Wine: 2006 Chateau des Tours Réserve Côte-Du-Rhône ($27 - WDC)
Grape: Grenache (65%), Syrah (20%), Cinsault (15%)
Vintage (WS): 93 Ripe, pure and balanced reds, with fresh flavors and bright finishes. In the mold of 2004/1999 but slightly more concentrated; whites superb
Chateau des Tours is the third estate of Emmanuel Reynaud, the owner of the renowned Châteauneuf-du-Pape estate, Chateau Rayas. He took over all three estates after his uncle, Jacques Reynaud, the man that made Chateau Rayas what it is, had a heart attack in 1997 but he ran Chateau des Tours for years before running the entire show.
Chateau Des Tours also has a second wine, Domaine Des Tours, a wine that we've had a few times before and, while hit or miss with food, consistently loved (outstanding with fig tart).
Darker ruby in the glass, raspberry, alcohol and brush on the nose, and elegant, if a little subdued on the palate. More elegance here than the Domaine des Tours, showing more integrated raspberry and fainter spice than the cherry and bolder spice that I remember from the DdT. Some alcohol initially that blew off quickly and settled into an almost elegant, if not terribly exciting red that was nice to have around.
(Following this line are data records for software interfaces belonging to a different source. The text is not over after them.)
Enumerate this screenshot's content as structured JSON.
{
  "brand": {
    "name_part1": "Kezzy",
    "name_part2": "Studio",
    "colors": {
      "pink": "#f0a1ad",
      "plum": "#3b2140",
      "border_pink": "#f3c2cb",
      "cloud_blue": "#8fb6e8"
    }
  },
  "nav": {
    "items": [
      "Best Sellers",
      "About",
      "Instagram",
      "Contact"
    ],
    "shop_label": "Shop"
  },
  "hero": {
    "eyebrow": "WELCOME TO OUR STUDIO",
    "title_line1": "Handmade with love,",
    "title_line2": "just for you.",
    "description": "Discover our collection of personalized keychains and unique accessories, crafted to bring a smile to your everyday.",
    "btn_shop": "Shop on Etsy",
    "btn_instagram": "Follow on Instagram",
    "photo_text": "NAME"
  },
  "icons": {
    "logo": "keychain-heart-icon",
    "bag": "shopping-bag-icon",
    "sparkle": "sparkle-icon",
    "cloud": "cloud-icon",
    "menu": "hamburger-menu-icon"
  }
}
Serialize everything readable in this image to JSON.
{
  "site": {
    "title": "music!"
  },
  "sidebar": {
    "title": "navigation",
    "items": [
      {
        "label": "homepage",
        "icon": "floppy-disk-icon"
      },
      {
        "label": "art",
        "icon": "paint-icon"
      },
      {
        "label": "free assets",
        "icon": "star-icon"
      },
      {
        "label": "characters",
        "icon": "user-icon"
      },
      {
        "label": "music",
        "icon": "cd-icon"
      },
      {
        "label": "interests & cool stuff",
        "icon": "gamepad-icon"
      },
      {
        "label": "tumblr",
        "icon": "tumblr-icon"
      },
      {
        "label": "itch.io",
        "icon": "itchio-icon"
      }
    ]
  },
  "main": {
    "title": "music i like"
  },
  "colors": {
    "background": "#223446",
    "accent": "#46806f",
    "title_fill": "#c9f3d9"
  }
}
Sometimes, lik here, wines never get out of the "Hey, that's really nice!" category. That's not to say there was anything wrong with it, just that nothing really jumped out of the glass. Both of us don't really prefer dominant raspberry fruit notes. More simple grenache-based wine tends to be that. While the Domaine des Tours can be a bit more bumpy and rough, we might prefer the rough edges in comparison. The Chateau des Tours is a better technical wine, but at roughly $12 more, the Domaine might offer more excitement and unpredictability. But with more craft involved in this wine, it probably would be more consistent with food and last night's pairing was certainly "consistent."
Pairing: 89 Rhônes and pepper, Rhônes and pepper, nothing better
The wine was a trooper with the aggressive seasoning, standing up to it and even offering some personality here and there.
And there were great bites and drinks. Like the food combos alone, mushroom and bison with wine and mushroom, crust and bison with wine were lovely, pleasant, welcome. Any pepper bite was great stuff like Rhônes tend to be.
My mind never really wandered to other possible wines during the meal but it did afterward. With the juniper, a better Australian shiraz might have been the play. Bigger fruit might have helped and brought much more. I don't know. It's a tough call. The entire meal may have strolled right into a ridiculous kaleidoscope of flavors offering way too much. But tons of credit should be given to the pairing for its gracefulness, proper weight and welcoming nature.
In the end, no complaints and we liked much of it, almost all of it. Nothing paired badly here and it was tasty.
I just wonder what a shiraz with some polished blackberry would have done with the juniper and bison. Just curious.